[Entries from a dataset of interfaces]
Segment Open
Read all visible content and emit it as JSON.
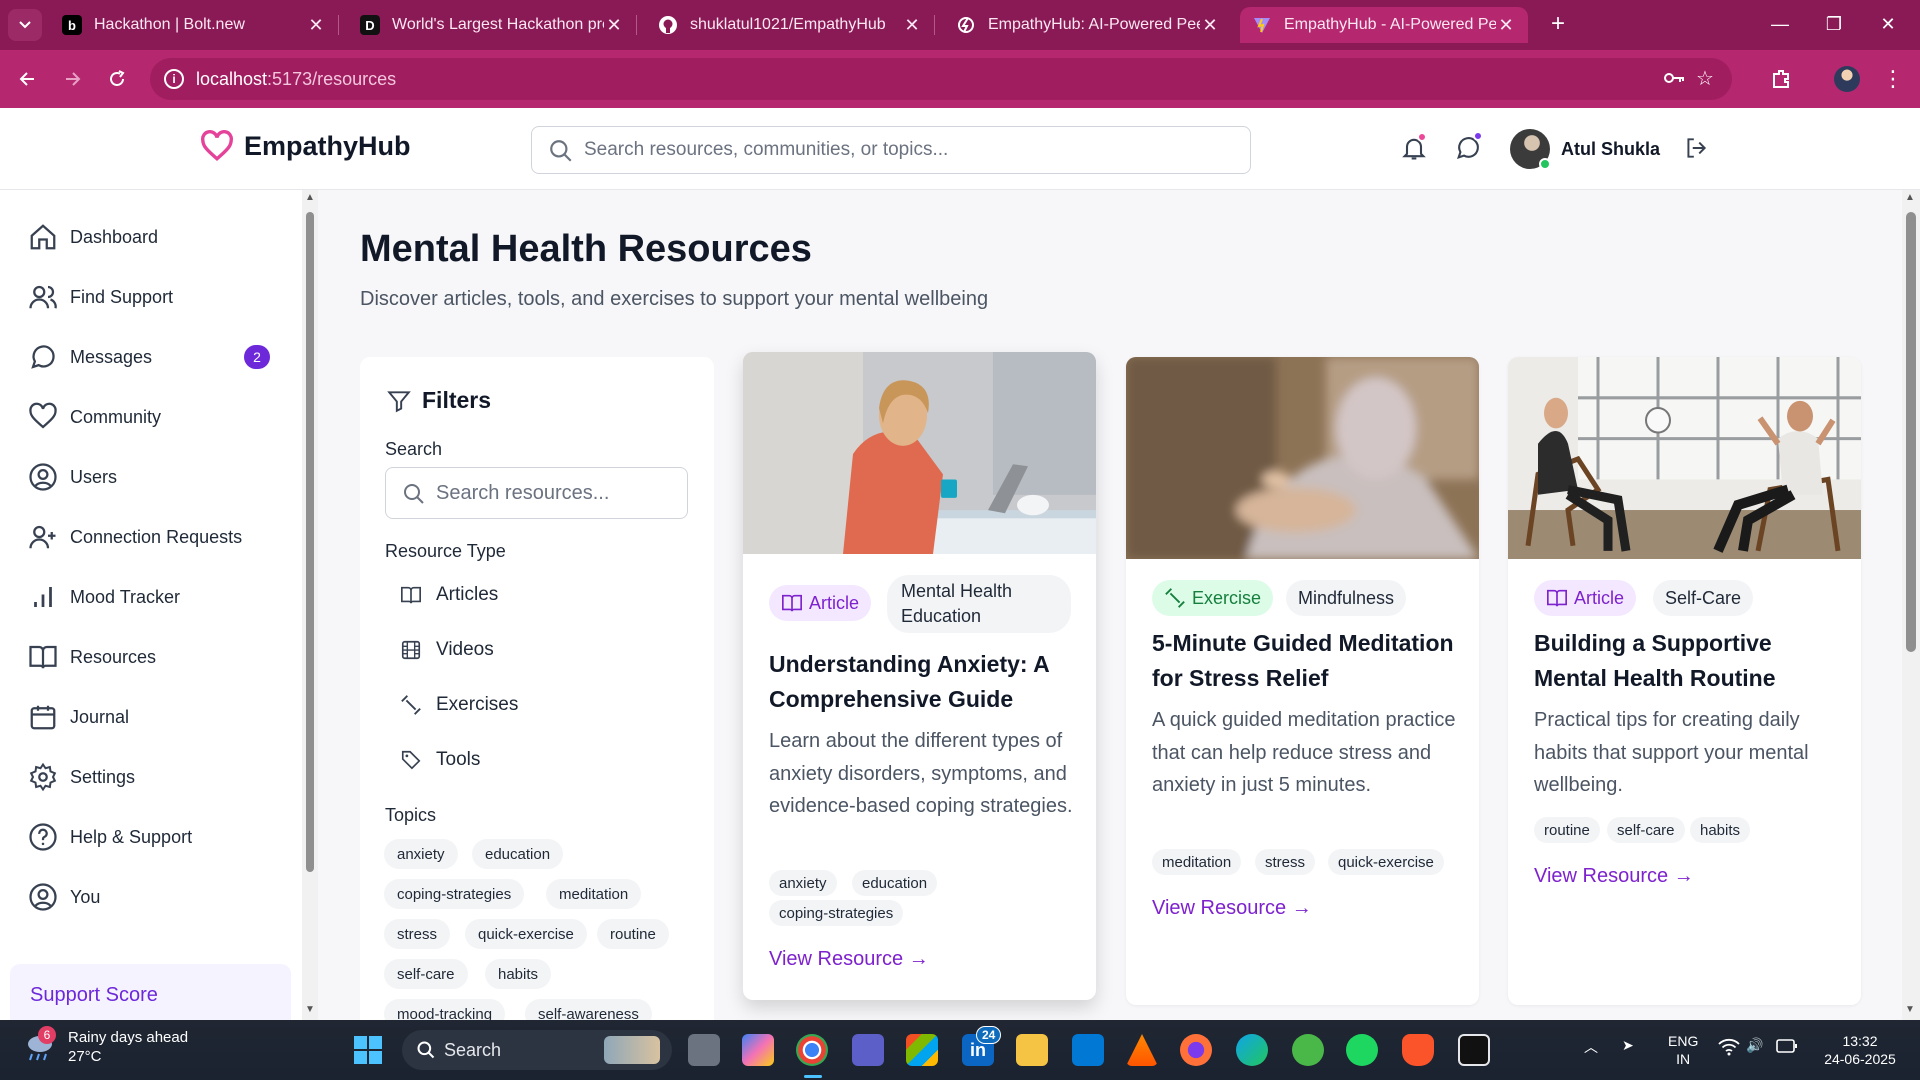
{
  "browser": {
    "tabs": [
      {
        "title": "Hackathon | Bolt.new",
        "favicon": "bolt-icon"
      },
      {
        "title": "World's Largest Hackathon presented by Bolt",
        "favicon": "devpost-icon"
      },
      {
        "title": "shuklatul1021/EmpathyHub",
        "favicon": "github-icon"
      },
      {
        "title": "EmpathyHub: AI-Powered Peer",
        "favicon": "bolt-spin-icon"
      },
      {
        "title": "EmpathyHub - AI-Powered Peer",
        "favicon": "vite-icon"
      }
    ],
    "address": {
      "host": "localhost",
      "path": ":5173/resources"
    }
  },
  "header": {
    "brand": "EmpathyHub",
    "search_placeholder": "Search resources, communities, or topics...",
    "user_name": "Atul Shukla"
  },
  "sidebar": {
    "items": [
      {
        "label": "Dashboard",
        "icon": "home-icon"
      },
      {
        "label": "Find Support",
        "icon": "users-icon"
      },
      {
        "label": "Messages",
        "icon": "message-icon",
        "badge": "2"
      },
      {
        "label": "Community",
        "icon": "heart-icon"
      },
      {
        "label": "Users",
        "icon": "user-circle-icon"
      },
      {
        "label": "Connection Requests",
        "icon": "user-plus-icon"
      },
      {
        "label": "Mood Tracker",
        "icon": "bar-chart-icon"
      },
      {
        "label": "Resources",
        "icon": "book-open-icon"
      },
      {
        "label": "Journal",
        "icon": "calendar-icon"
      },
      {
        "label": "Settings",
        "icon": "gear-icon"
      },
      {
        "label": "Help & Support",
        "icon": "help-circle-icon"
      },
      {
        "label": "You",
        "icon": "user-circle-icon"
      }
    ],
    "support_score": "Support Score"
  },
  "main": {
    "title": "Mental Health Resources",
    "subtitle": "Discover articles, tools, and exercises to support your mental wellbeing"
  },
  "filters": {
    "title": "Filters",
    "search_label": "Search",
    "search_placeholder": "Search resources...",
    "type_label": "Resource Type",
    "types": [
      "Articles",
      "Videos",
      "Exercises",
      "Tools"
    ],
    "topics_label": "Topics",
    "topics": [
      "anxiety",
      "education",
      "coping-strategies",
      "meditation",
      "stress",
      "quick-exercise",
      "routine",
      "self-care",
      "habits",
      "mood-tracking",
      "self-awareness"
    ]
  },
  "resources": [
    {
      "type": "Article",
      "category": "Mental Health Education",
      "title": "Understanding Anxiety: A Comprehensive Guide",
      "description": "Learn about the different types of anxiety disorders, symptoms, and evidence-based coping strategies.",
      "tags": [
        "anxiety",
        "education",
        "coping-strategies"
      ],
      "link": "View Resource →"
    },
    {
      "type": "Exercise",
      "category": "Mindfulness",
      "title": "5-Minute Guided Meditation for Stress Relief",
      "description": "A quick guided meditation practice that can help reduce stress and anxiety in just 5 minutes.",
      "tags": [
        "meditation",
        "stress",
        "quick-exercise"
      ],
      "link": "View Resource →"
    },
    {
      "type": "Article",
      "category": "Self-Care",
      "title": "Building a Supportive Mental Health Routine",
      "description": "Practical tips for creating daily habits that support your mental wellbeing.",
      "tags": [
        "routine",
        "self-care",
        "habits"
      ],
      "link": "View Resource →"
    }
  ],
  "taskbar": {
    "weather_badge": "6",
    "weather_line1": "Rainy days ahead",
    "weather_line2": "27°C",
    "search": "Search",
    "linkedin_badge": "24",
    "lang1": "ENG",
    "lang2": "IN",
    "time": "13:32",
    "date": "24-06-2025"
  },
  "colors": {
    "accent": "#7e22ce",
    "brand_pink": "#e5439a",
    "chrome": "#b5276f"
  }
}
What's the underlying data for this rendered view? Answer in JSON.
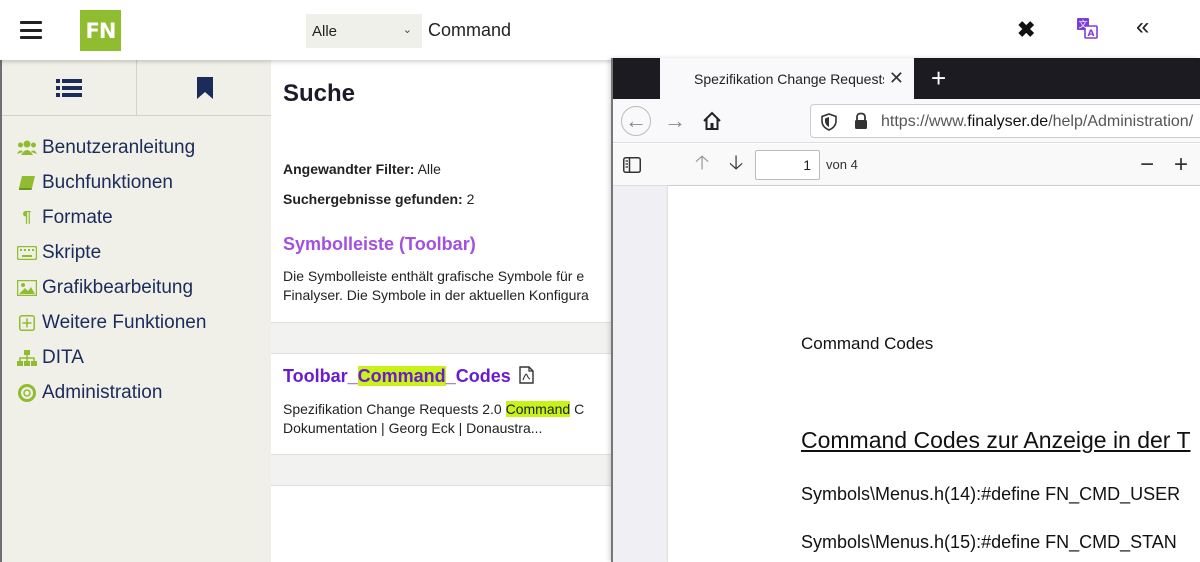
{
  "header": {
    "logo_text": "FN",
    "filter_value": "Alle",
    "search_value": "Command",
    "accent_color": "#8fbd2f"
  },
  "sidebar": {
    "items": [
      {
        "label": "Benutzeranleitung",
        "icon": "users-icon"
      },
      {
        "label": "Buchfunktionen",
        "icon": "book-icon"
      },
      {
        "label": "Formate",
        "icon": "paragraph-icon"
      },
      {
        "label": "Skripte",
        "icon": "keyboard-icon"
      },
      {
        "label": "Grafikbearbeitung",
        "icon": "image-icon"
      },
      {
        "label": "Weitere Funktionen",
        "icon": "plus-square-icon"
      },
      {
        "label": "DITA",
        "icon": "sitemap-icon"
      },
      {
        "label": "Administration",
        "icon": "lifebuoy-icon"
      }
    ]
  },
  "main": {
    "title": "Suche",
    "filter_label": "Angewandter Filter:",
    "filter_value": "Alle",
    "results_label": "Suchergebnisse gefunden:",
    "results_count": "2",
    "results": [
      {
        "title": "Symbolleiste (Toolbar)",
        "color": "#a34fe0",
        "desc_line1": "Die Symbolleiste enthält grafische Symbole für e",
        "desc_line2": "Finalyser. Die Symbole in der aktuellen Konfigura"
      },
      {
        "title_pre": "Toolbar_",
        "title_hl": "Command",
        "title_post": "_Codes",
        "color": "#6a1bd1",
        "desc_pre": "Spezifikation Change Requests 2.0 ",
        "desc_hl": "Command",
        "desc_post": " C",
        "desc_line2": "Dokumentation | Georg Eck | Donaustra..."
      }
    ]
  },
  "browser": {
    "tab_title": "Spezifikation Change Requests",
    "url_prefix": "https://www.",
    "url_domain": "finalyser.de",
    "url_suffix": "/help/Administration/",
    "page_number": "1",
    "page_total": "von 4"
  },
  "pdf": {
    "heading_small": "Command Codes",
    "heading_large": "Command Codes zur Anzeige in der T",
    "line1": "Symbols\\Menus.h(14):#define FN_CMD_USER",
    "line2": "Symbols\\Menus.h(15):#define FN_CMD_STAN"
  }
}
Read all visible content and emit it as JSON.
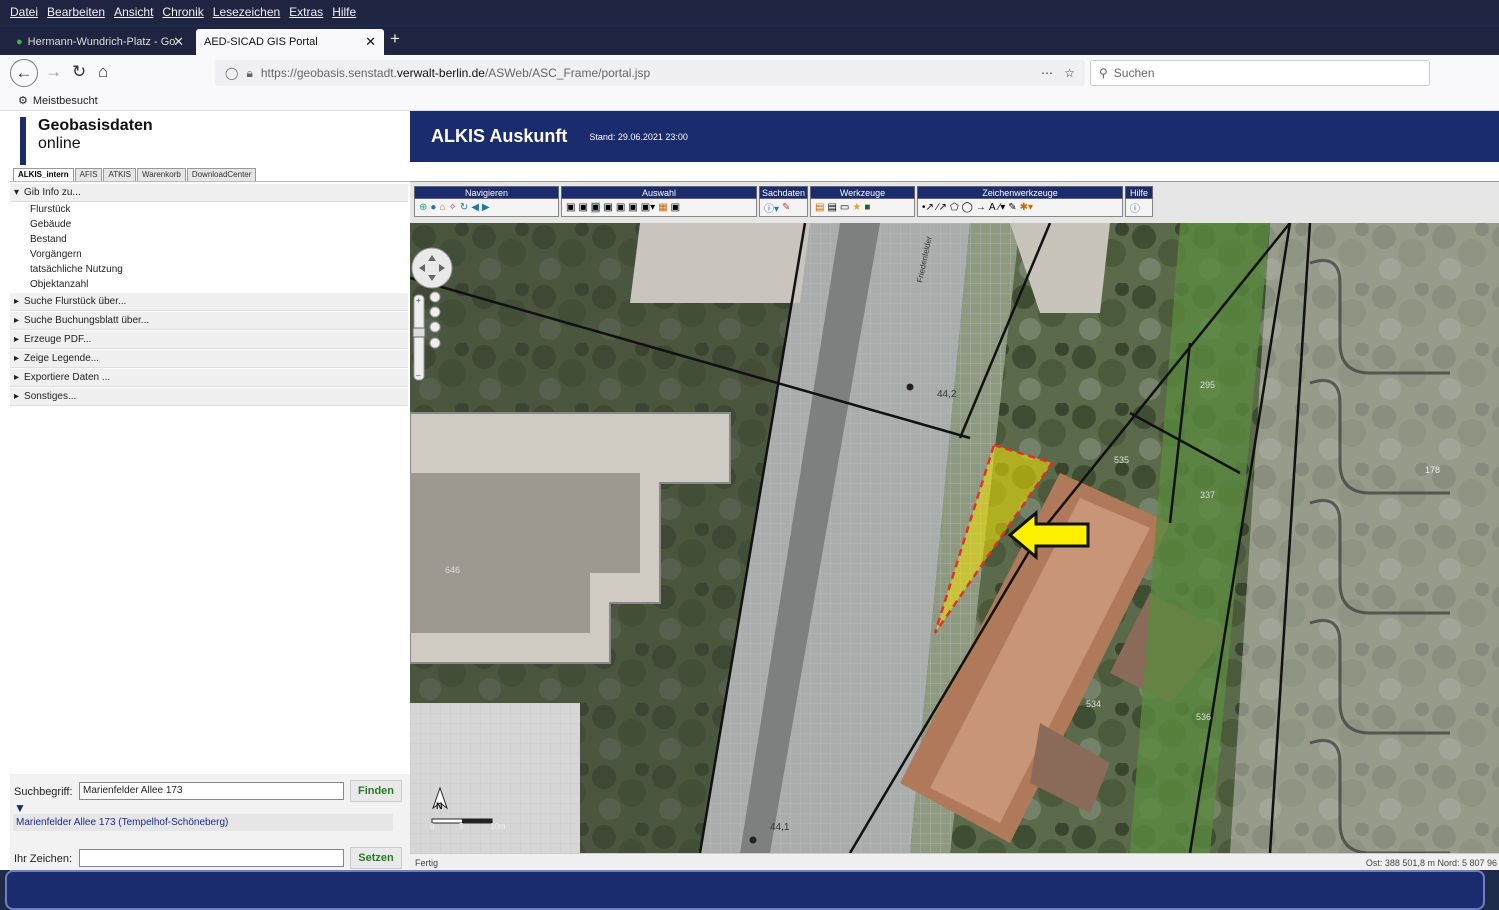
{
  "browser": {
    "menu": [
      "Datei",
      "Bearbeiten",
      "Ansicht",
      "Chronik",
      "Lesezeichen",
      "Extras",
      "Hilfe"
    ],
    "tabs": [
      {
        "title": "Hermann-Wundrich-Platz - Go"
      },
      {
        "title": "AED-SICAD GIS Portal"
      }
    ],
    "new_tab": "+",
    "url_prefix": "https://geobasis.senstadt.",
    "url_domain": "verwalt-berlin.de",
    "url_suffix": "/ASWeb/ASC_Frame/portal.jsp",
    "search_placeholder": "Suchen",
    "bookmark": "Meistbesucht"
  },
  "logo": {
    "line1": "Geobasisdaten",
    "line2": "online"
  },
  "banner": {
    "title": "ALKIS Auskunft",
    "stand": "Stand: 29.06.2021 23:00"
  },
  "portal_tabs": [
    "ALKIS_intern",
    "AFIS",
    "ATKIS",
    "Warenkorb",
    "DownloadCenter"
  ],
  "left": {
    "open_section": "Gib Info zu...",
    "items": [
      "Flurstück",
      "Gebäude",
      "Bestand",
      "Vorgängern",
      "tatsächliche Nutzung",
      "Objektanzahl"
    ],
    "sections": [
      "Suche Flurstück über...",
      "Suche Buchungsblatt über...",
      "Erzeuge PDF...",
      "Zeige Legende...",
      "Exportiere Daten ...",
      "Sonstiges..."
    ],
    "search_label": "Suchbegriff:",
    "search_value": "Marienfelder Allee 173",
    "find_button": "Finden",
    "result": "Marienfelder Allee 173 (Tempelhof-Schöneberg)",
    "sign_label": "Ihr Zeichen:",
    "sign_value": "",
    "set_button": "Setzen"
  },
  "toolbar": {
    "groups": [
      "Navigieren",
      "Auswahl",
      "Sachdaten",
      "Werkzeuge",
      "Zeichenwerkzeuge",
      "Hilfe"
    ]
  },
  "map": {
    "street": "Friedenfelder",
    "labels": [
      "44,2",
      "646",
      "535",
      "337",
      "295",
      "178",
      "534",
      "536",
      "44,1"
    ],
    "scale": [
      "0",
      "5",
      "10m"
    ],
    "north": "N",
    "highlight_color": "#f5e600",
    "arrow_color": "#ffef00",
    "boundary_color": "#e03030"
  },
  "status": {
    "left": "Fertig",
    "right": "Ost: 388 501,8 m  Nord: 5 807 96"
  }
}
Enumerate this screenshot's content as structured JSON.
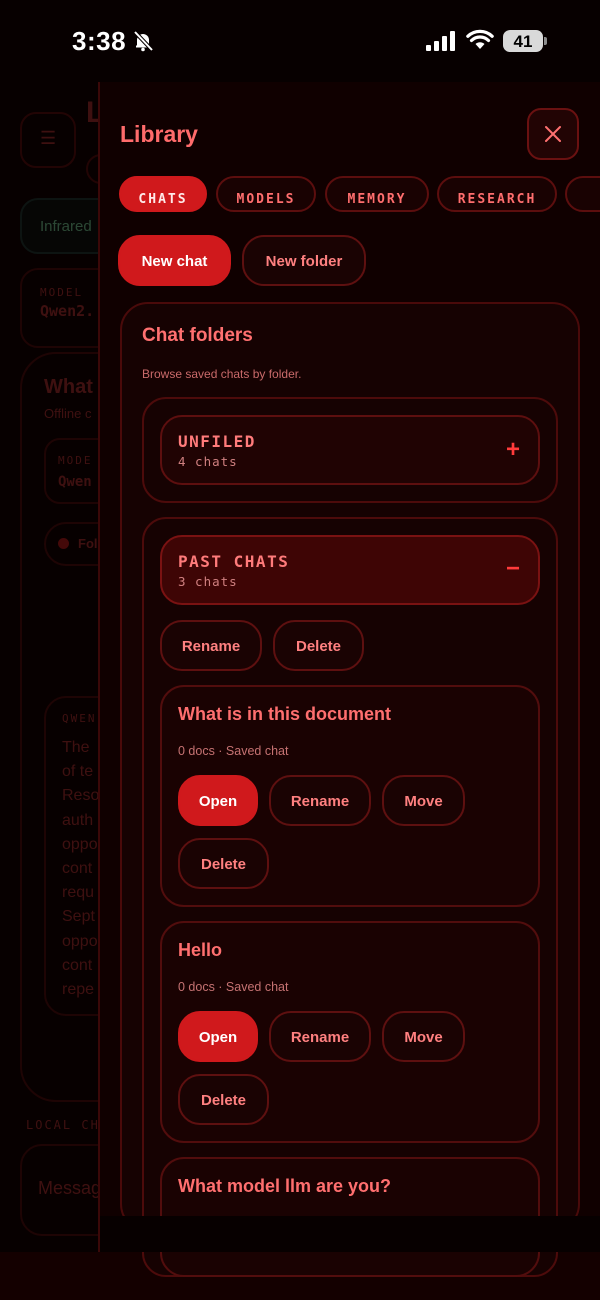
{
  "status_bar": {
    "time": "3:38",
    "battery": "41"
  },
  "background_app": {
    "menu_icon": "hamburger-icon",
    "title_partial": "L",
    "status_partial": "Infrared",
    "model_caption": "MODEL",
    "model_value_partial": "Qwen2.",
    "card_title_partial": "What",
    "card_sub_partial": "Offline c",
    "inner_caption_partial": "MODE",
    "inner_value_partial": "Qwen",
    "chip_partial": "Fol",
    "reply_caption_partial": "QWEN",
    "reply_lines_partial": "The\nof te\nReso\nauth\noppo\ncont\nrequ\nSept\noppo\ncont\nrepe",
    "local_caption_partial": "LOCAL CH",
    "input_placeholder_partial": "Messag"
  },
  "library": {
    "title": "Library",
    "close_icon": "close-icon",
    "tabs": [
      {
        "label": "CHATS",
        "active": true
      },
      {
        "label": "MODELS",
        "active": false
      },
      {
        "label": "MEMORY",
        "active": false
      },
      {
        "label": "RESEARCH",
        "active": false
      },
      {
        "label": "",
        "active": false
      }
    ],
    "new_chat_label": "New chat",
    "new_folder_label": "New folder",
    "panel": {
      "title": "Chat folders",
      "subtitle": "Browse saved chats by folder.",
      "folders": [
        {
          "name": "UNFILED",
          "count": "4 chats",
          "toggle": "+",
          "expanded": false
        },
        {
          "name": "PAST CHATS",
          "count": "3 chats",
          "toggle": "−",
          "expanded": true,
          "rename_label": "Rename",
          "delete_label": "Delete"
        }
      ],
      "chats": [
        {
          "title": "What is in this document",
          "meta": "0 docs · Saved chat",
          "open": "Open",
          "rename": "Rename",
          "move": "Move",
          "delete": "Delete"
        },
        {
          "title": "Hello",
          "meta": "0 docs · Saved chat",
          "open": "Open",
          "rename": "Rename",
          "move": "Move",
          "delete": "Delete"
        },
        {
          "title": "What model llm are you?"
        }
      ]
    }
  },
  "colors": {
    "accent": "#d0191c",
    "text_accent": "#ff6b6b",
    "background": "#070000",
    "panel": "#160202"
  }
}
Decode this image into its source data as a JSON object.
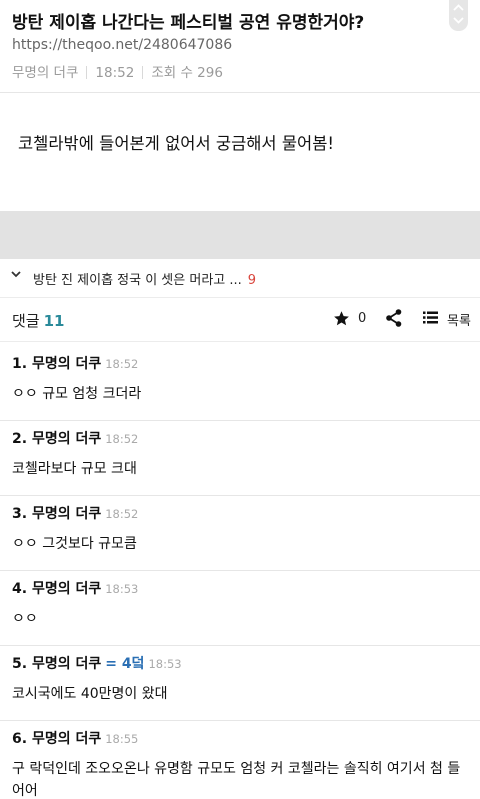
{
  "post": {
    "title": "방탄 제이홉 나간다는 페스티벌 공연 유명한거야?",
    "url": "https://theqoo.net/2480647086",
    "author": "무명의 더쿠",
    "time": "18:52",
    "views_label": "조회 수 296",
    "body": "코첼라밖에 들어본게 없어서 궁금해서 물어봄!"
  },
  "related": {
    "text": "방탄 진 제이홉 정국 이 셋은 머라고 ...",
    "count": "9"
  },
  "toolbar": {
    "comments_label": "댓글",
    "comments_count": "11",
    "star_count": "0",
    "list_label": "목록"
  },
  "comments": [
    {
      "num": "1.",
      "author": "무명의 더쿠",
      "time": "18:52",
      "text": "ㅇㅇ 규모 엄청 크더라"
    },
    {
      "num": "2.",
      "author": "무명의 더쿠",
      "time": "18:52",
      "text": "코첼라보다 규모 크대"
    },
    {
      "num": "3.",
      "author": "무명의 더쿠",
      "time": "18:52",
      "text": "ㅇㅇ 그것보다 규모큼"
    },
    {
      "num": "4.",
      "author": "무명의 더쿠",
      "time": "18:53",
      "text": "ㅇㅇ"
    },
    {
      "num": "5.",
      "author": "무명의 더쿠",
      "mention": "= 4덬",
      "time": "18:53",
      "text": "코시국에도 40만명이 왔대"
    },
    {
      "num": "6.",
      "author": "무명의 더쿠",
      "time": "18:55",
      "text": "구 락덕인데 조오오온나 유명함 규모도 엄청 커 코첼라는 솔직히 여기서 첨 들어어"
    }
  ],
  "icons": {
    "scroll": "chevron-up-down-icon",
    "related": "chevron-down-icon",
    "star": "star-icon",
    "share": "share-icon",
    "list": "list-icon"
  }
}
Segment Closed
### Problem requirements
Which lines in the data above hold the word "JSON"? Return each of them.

### The answer
Read all visible content and emit it as JSON.
What's the underlying data for this rendered view? Answer in JSON.
Read all visible content and emit it as JSON.
Enumerate this screenshot's content as structured JSON.
Decode this image into its source data as a JSON object.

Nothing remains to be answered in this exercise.